:: PROVIDED DATA

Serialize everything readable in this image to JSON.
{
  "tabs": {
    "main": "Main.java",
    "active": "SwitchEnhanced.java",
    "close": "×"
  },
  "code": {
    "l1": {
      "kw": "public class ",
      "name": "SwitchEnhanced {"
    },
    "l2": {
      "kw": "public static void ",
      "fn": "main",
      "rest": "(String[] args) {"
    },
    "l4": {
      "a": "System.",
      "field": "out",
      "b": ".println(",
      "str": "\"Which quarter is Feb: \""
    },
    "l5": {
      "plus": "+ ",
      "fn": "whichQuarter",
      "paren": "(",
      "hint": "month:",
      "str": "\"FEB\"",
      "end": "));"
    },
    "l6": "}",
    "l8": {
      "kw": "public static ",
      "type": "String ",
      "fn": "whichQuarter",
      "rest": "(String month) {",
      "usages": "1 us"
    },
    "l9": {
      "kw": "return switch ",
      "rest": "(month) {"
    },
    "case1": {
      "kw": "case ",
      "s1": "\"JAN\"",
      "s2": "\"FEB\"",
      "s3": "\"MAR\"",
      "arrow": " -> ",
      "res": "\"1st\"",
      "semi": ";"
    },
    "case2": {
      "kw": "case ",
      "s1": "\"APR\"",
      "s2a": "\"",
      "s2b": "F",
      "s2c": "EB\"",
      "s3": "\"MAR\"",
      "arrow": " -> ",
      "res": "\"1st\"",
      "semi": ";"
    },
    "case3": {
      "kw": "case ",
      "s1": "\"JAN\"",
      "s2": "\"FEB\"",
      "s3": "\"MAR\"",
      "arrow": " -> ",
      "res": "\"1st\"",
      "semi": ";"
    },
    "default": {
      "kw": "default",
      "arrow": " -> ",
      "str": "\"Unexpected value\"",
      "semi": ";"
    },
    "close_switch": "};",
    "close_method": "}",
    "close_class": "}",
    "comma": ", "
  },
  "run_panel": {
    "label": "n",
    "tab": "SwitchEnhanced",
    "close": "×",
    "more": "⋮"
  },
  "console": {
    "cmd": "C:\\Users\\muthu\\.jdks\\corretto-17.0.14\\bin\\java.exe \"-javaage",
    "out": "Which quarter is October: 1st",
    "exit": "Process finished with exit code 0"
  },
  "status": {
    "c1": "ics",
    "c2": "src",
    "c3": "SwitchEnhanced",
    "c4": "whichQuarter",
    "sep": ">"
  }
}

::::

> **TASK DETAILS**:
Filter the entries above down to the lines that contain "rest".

> **ANSWER TO THIS TASK**:
      "rest": "(String[] args) {"
      "rest": "(String month) {",
      "rest": "(month) {"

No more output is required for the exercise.